Yeah, we're serious. Paul Skinner, a 38-year-old Seattle man who accidentally knocked a woman unconscious with his drone back in 2015 has received a 30-day prison sentence along with a $500 fine, after being charged with reckless endangerment back in January.
When Skinner, an aerial photographer, flew his two pound, 18-by-18 inch drone — which retailed for $1,200 — into a crowd of people at 2015 Seattle Pride Parade, it accidentally fell on top of a 25-year-old woman's head, knocking her out. Read more...More about Conversations, Crash, Seattle, Tech, and Drone
Snap Inc. has been playing with dronesThe New York Times reported Tuesday that the company has worked on building its own drones, citing three people "briefed on the project who asked to remain anonymous because the details are confidential."
The piece doesn't get into details, but the premise is intriguing — and not at all surprising for a company that defines itself as a "camera company" in its own mission.
"Snap is a camera company. We feel like we’re really at the beginning of what cameras can do, evolve from being just a piece of hardware to software connected to the internet," Snap CEO Evan Spiegel said in a 35-minute video released about the company ahead of its initial public offering. Read more...More about Evan Spiegel, Tech, Drones, Snapchat, and Business

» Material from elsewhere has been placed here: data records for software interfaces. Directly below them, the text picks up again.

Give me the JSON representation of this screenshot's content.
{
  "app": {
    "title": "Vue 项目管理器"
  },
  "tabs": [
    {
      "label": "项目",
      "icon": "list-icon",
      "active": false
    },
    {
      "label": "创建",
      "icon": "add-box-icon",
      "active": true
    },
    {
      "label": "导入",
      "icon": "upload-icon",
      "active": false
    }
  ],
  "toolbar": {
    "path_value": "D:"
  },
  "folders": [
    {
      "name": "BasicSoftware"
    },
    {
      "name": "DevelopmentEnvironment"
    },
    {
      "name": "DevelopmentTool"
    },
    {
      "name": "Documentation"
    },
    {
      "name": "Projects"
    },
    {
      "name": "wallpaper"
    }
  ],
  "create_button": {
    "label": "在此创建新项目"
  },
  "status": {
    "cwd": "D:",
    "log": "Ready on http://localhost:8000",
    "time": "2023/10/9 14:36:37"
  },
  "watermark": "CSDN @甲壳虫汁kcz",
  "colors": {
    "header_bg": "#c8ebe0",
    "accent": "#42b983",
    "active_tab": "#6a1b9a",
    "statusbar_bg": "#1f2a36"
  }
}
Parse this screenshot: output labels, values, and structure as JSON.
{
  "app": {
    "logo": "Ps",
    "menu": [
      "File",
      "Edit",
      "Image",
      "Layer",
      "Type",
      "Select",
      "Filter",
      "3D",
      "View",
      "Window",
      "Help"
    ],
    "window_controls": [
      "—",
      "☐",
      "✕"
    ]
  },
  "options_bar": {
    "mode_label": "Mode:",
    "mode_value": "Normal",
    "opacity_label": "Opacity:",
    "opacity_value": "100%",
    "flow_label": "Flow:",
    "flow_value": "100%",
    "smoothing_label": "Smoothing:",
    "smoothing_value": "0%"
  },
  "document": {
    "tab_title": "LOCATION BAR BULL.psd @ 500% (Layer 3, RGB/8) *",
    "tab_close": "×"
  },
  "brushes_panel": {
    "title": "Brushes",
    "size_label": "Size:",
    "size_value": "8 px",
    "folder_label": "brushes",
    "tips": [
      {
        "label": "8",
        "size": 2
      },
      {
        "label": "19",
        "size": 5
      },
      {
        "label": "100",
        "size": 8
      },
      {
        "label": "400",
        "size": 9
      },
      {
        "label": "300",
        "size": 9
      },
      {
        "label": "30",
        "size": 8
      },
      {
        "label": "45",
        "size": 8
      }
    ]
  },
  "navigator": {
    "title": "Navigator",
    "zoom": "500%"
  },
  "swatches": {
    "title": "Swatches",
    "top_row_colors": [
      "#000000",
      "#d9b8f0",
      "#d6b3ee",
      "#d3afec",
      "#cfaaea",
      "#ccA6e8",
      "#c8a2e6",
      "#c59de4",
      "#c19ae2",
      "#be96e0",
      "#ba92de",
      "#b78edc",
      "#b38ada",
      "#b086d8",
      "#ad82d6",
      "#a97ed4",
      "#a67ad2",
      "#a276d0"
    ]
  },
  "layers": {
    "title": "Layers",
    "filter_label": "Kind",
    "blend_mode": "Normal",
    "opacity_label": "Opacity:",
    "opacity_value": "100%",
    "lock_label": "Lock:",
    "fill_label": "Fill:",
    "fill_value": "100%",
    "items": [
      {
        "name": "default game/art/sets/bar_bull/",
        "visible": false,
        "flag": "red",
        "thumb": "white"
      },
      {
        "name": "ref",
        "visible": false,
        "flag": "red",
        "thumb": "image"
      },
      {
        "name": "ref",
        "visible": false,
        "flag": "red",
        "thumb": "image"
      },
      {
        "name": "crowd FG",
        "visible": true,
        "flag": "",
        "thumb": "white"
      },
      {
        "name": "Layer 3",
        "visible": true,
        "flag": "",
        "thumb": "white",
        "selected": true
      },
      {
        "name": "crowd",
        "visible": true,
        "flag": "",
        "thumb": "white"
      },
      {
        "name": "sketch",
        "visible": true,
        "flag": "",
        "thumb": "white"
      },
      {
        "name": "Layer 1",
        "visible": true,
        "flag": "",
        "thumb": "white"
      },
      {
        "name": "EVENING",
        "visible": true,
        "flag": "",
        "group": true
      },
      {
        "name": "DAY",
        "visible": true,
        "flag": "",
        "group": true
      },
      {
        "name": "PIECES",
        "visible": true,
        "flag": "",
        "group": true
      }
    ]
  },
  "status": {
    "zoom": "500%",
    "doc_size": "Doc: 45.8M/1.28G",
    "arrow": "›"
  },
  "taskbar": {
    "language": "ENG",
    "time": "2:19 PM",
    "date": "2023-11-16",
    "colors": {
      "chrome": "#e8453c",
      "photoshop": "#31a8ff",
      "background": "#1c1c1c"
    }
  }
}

Last summer, when Facebook tested its huge drone, the right wing fizzled out and it smashed into the Arizona desert. So, you know, could have gone better. But it was round one, and the company now believes it's ready to test the solar-powered Aquila multiple times a month.
“The systems performed way better than planned," Facebook Vice President of Engineering Jay Parikh said on Monday from a conference in Barcelona, Spain, according to Bloomberg. "But we need to fly a lot more.”
The plan is to start flying a few times a month. Facebook's ultimate goal is to use these drones with massive wingspans to bring internet connectivity to areas without regular online access. Think of them as traveling, solar-powered internet hubs. Read more...More about Crash, Flight, Solar Energy, Drones, and Facebook
Predator drones will no longer haunt the sky above parts of the Middle East and Africa, though another type of drone will take their place.
MQ-1 predators and other military drones have launched hellfire missiles in Pakistan, Yemen, Somalia and other nations. The predator's been around for more than two decades.
The reaper drones that will take its place are faster, have better sensors and can carry more explosive power, according to the Defense Department. Reapers have been used in tandem with predators for a decade, but next year predators will give way to their more advanced counterparts entirely, allowing the military to eliminate training costs for the lesser of the two types of drones. Read more...More about Military, Drones, Reaper, Predator Drones, and Tech
Drone fails aren't new (especially around the holidays when no one knows how to properly control their newly purchased flying device), but having one crash through your apartment window is still shocking.
A woman in New York City was jolted to attention on Sunday evening when a GoPro camera drone crashed into her high-rise apartment window, according to local news reports.
The drone smashed through the glass of the 27th-floor window in Manhattan, missing the 66-year-old woman by just four feet, according to the New York Post. A neighbor who lives in the floor above thought someone had jumped out of the window. Read more...More about Device, Crash, New York City, Gopro, and Drones
Drones are becoming big business. Now they’re on the precipice of becoming part of business big and small.
DJI — a company that has built drones for entry-level fliers (the Mavic Pro), prosumers (the Phantom line) and photo and cinematography professionals (Inspire) — is hoping to ignite the drone-in-business revolution with its first business-class drone, the M200.
The company unveiled its new M200 line of enterprise-class drones at Mobile World Congress in Barcelona, Spain on Sunday. However, DJI gave Mashable a tabletop preview of the drone weeks earlier at its offices in Manhattan. Read more...More about Dji, Drone, Drones, Tech, and Gadgets